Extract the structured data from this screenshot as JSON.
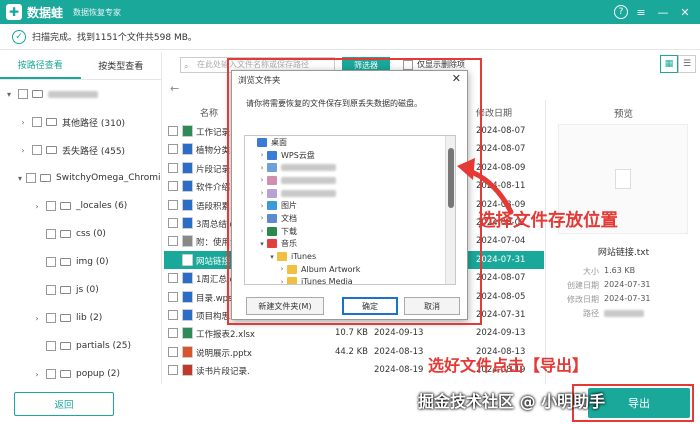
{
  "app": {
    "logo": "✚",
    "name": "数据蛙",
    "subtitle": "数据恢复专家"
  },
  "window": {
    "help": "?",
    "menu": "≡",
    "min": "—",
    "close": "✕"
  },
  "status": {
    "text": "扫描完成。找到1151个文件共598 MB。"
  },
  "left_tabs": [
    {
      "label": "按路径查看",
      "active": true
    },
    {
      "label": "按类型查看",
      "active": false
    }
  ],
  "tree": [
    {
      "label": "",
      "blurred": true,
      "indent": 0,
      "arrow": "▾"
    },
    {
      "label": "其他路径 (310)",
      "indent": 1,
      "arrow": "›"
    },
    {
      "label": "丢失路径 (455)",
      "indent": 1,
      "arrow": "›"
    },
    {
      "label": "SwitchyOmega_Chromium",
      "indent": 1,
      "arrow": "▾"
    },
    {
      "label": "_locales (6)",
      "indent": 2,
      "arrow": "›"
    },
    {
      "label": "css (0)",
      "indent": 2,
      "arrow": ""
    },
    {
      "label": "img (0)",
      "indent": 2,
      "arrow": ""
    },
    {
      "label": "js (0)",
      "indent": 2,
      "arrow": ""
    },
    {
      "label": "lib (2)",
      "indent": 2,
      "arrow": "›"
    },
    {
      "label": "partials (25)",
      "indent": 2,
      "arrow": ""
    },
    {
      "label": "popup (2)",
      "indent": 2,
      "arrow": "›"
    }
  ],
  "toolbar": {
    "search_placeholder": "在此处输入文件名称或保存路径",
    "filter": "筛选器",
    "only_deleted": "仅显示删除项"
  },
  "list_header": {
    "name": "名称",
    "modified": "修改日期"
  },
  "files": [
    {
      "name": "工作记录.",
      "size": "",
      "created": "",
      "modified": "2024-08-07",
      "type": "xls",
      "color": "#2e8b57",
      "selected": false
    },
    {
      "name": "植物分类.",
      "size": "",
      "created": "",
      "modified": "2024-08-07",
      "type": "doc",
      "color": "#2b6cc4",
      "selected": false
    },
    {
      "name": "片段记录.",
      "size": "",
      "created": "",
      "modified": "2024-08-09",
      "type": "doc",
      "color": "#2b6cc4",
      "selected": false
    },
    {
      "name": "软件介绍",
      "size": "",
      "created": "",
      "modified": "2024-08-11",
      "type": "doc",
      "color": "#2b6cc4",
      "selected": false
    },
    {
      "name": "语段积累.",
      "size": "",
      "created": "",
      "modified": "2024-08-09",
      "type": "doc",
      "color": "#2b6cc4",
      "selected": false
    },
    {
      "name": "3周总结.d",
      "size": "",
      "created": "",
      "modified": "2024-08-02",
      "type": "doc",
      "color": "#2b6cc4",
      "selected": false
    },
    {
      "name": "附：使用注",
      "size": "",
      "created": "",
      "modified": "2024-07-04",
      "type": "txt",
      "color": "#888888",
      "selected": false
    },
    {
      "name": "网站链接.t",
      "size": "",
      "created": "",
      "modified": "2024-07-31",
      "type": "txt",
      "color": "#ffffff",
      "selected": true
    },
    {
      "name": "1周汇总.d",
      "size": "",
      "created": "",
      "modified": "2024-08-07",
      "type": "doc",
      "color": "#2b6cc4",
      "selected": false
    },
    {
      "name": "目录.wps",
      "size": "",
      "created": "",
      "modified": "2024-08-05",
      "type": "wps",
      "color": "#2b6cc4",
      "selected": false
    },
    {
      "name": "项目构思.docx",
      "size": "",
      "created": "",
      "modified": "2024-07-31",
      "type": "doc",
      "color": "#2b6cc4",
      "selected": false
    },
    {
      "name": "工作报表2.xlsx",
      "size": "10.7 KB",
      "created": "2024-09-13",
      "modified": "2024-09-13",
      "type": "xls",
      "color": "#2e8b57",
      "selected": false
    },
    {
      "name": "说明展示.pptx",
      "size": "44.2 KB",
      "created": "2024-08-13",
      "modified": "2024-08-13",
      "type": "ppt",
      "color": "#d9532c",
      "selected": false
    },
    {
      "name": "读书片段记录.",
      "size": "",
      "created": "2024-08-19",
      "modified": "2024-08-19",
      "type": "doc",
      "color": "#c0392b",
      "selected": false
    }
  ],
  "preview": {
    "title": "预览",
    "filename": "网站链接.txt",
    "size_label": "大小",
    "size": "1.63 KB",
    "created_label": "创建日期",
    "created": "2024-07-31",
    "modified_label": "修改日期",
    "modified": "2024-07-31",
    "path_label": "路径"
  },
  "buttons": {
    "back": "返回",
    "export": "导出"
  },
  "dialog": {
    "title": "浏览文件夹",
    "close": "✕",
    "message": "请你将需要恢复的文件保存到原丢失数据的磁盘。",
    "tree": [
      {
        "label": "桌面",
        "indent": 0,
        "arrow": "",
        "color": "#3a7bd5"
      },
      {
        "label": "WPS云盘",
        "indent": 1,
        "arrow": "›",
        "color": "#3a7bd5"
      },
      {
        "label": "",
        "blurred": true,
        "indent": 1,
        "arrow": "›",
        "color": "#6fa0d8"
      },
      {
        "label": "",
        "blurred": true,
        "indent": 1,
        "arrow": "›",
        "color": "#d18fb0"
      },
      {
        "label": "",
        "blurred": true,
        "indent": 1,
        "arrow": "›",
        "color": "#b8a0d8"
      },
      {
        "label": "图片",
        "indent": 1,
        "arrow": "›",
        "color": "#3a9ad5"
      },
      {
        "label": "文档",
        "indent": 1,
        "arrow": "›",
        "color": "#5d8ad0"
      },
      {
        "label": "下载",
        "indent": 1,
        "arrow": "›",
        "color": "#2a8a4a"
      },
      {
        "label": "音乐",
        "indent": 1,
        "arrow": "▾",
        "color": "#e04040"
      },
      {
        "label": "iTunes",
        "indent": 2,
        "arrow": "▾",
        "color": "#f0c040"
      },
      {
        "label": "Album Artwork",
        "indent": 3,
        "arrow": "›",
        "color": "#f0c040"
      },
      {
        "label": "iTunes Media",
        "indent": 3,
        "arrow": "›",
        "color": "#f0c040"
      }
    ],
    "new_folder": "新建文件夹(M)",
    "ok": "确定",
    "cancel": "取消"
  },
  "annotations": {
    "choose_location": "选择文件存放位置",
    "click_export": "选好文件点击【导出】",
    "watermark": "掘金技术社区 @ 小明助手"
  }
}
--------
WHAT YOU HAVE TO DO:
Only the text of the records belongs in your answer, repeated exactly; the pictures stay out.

SOLUTION FOR THIS EXERCISE:
Extract the structured data from this screenshot as JSON.
{
  "app": {
    "logo": "✚",
    "name": "数据蛙",
    "subtitle": "数据恢复专家"
  },
  "window": {
    "help": "?",
    "menu": "≡",
    "min": "—",
    "close": "✕"
  },
  "status": {
    "text": "扫描完成。找到1151个文件共598 MB。"
  },
  "left_tabs": [
    {
      "label": "按路径查看",
      "active": true
    },
    {
      "label": "按类型查看",
      "active": false
    }
  ],
  "tree": [
    {
      "label": "",
      "blurred": true,
      "indent": 0,
      "arrow": "▾"
    },
    {
      "label": "其他路径 (310)",
      "indent": 1,
      "arrow": "›"
    },
    {
      "label": "丢失路径 (455)",
      "indent": 1,
      "arrow": "›"
    },
    {
      "label": "SwitchyOmega_Chromium",
      "indent": 1,
      "arrow": "▾"
    },
    {
      "label": "_locales (6)",
      "indent": 2,
      "arrow": "›"
    },
    {
      "label": "css (0)",
      "indent": 2,
      "arrow": ""
    },
    {
      "label": "img (0)",
      "indent": 2,
      "arrow": ""
    },
    {
      "label": "js (0)",
      "indent": 2,
      "arrow": ""
    },
    {
      "label": "lib (2)",
      "indent": 2,
      "arrow": "›"
    },
    {
      "label": "partials (25)",
      "indent": 2,
      "arrow": ""
    },
    {
      "label": "popup (2)",
      "indent": 2,
      "arrow": "›"
    }
  ],
  "toolbar": {
    "search_placeholder": "在此处输入文件名称或保存路径",
    "filter": "筛选器",
    "only_deleted": "仅显示删除项"
  },
  "list_header": {
    "name": "名称",
    "modified": "修改日期"
  },
  "files": [
    {
      "name": "工作记录.",
      "size": "",
      "created": "",
      "modified": "2024-08-07",
      "type": "xls",
      "color": "#2e8b57",
      "selected": false
    },
    {
      "name": "植物分类.",
      "size": "",
      "created": "",
      "modified": "2024-08-07",
      "type": "doc",
      "color": "#2b6cc4",
      "selected": false
    },
    {
      "name": "片段记录.",
      "size": "",
      "created": "",
      "modified": "2024-08-09",
      "type": "doc",
      "color": "#2b6cc4",
      "selected": false
    },
    {
      "name": "软件介绍",
      "size": "",
      "created": "",
      "modified": "2024-08-11",
      "type": "doc",
      "color": "#2b6cc4",
      "selected": false
    },
    {
      "name": "语段积累.",
      "size": "",
      "created": "",
      "modified": "2024-08-09",
      "type": "doc",
      "color": "#2b6cc4",
      "selected": false
    },
    {
      "name": "3周总结.d",
      "size": "",
      "created": "",
      "modified": "2024-08-02",
      "type": "doc",
      "color": "#2b6cc4",
      "selected": false
    },
    {
      "name": "附：使用注",
      "size": "",
      "created": "",
      "modified": "2024-07-04",
      "type": "txt",
      "color": "#888888",
      "selected": false
    },
    {
      "name": "网站链接.t",
      "size": "",
      "created": "",
      "modified": "2024-07-31",
      "type": "txt",
      "color": "#ffffff",
      "selected": true
    },
    {
      "name": "1周汇总.d",
      "size": "",
      "created": "",
      "modified": "2024-08-07",
      "type": "doc",
      "color": "#2b6cc4",
      "selected": false
    },
    {
      "name": "目录.wps",
      "size": "",
      "created": "",
      "modified": "2024-08-05",
      "type": "wps",
      "color": "#2b6cc4",
      "selected": false
    },
    {
      "name": "项目构思.docx",
      "size": "",
      "created": "",
      "modified": "2024-07-31",
      "type": "doc",
      "color": "#2b6cc4",
      "selected": false
    },
    {
      "name": "工作报表2.xlsx",
      "size": "10.7 KB",
      "created": "2024-09-13",
      "modified": "2024-09-13",
      "type": "xls",
      "color": "#2e8b57",
      "selected": false
    },
    {
      "name": "说明展示.pptx",
      "size": "44.2 KB",
      "created": "2024-08-13",
      "modified": "2024-08-13",
      "type": "ppt",
      "color": "#d9532c",
      "selected": false
    },
    {
      "name": "读书片段记录.",
      "size": "",
      "created": "2024-08-19",
      "modified": "2024-08-19",
      "type": "doc",
      "color": "#c0392b",
      "selected": false
    }
  ],
  "preview": {
    "title": "预览",
    "filename": "网站链接.txt",
    "size_label": "大小",
    "size": "1.63 KB",
    "created_label": "创建日期",
    "created": "2024-07-31",
    "modified_label": "修改日期",
    "modified": "2024-07-31",
    "path_label": "路径"
  },
  "buttons": {
    "back": "返回",
    "export": "导出"
  },
  "dialog": {
    "title": "浏览文件夹",
    "close": "✕",
    "message": "请你将需要恢复的文件保存到原丢失数据的磁盘。",
    "tree": [
      {
        "label": "桌面",
        "indent": 0,
        "arrow": "",
        "color": "#3a7bd5"
      },
      {
        "label": "WPS云盘",
        "indent": 1,
        "arrow": "›",
        "color": "#3a7bd5"
      },
      {
        "label": "",
        "blurred": true,
        "indent": 1,
        "arrow": "›",
        "color": "#6fa0d8"
      },
      {
        "label": "",
        "blurred": true,
        "indent": 1,
        "arrow": "›",
        "color": "#d18fb0"
      },
      {
        "label": "",
        "blurred": true,
        "indent": 1,
        "arrow": "›",
        "color": "#b8a0d8"
      },
      {
        "label": "图片",
        "indent": 1,
        "arrow": "›",
        "color": "#3a9ad5"
      },
      {
        "label": "文档",
        "indent": 1,
        "arrow": "›",
        "color": "#5d8ad0"
      },
      {
        "label": "下载",
        "indent": 1,
        "arrow": "›",
        "color": "#2a8a4a"
      },
      {
        "label": "音乐",
        "indent": 1,
        "arrow": "▾",
        "color": "#e04040"
      },
      {
        "label": "iTunes",
        "indent": 2,
        "arrow": "▾",
        "color": "#f0c040"
      },
      {
        "label": "Album Artwork",
        "indent": 3,
        "arrow": "›",
        "color": "#f0c040"
      },
      {
        "label": "iTunes Media",
        "indent": 3,
        "arrow": "›",
        "color": "#f0c040"
      }
    ],
    "new_folder": "新建文件夹(M)",
    "ok": "确定",
    "cancel": "取消"
  },
  "annotations": {
    "choose_location": "选择文件存放位置",
    "click_export": "选好文件点击【导出】",
    "watermark": "掘金技术社区 @ 小明助手"
  }
}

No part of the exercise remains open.